Scott Bauer, a senior NSA official, issued a public statement this week urging Stanford freshmen students to call their parents.
“It has come to our attention that despite numerous texts promising to call home, many students are simply not following through,” Bauer explains. “Especially you, Timmy Speldman. Your mother has left you 11 voicemails this week.”
“Just call her, Timmy, she has been worried sick,” the senior official added.
NSA analysts claim that based on their study of Facebook and Twitter records, freshman students have constructed a variety of elaborate excuses, such as attending parties, joining clubs, or “studying,” to avoid calling their families.
This announcement has come as part of a new wave of NSA press releases focused on giving the secretive agency a new, more personalized face in light of the recent backlash following Edward Snowden’s leaks. When asked about his statement within the greater context of the NSA’s future plans, Bauer elaborated. “This is just one way that we at the NSA are showing that we care about the emotional as well as the physical well being of the American public. Under our newly funded initiative, dubbed ‘NSA Cares,’ many new programs are in development, including a complicated algorithm that will intercept those drunk texts or tweets you would regret sending before they even reach their destination. I know 23 year old Stephanie Chen of Bedford, Ohio will appreciate that one!”

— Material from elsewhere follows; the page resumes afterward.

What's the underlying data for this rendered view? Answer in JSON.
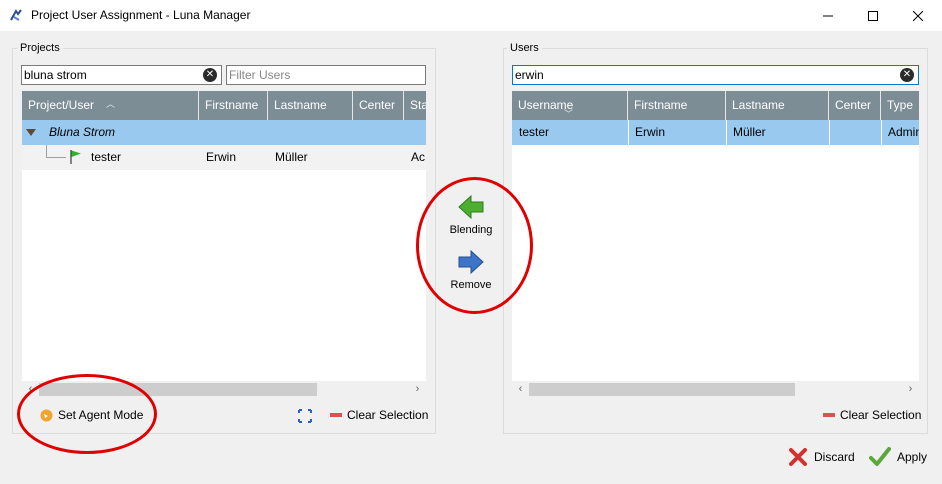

Bauer concluded his statement with a plea. “We know you live busy lives in college, and are adjusting to your new environment, but you should really dedicate at least some time to call and thank your families for putting so many resources into raising you (as we’ve seen from their online financial records). And in conclusion, Timmy, if you’re reading this for god’s sake call your mother so we can move on to other matters, although that drunk text you sent to your ex the other day gave us all a good laugh at the office.”